Henry Spencer (Jack Nance) lives in a run-down, industrial city in a small apartment. He has strange dreams about the Lady in the Radiator (Laurel Near) and the Man in the Planet (Jack Fisk). He is informed by the Beautiful Girl From Across the Hall (Judith Anna Roberts) that his girlfriend, Mary X (Charlotte Stewart), has invited him for dinner with her family. He goes to her strange little home and meets her strange parents; her overly familiar mother (Jeanne Bates) and talkative father (Allen Joseph). They don't get to eat any dinner because when they try to carve the 'bird', it begins to twitch and bleed. Mary's mother informs Henry that Mary has had a child and that it is his.
Soon, Henry and Mary are in his little apartment caring for their child; a swaddled, crying creature with an inhuman appearance. When the child won't quieten down, Mary goes back to her parents' leaving Henry alone.
After further strange dreams, Henry cuts open the child's swaddling to reveal its true form.
A strange film, it manages to be both grotesque and beautiful. The dreamlike quality of the styling and the black and white colouring create a strange and surreal dreamscape in which the film is set. Everything is slightly unfamiliar and odd. It's a real study in human strangeness and in the urban decay in which many of us surround ourselves.
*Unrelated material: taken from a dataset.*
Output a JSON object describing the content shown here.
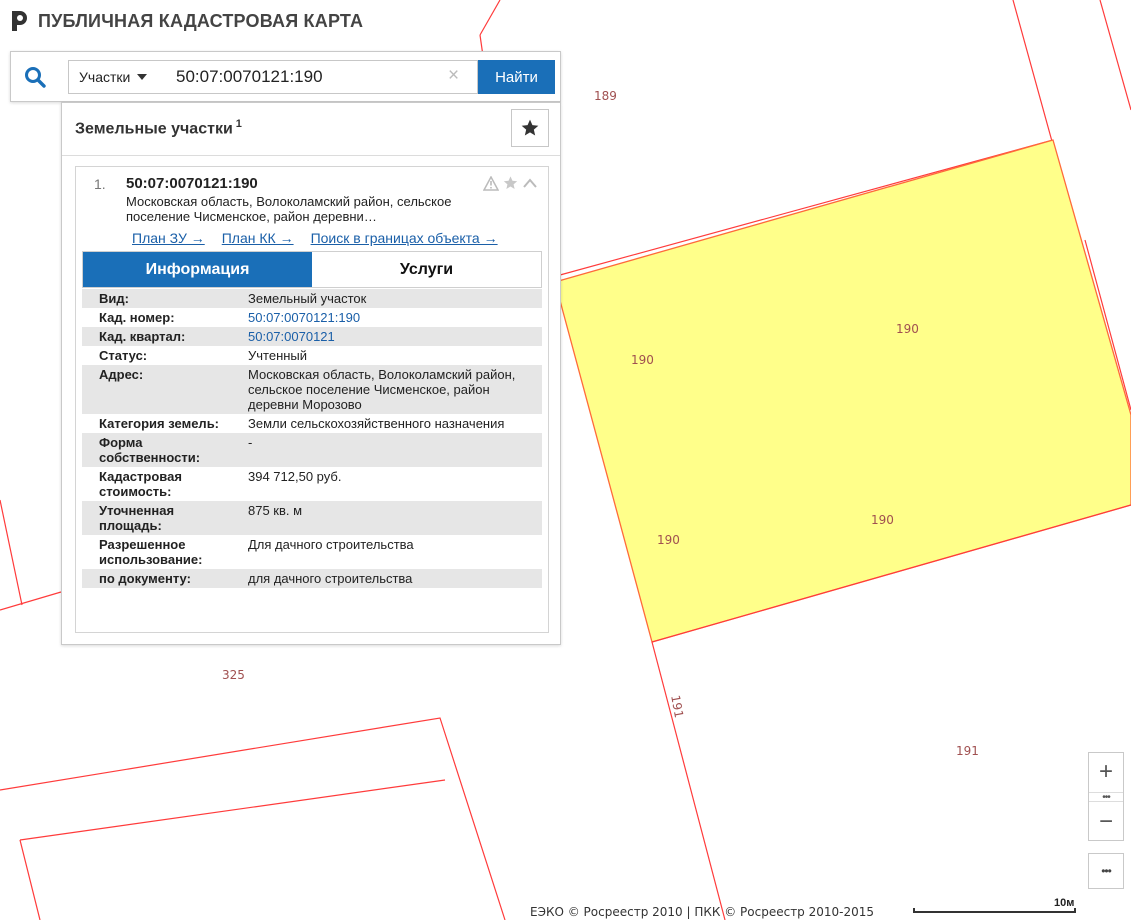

A strange, uncomfortable film, it is a classic within its own right and spawned much of the outlandish scenes present in films since.
[image: American Film Institute]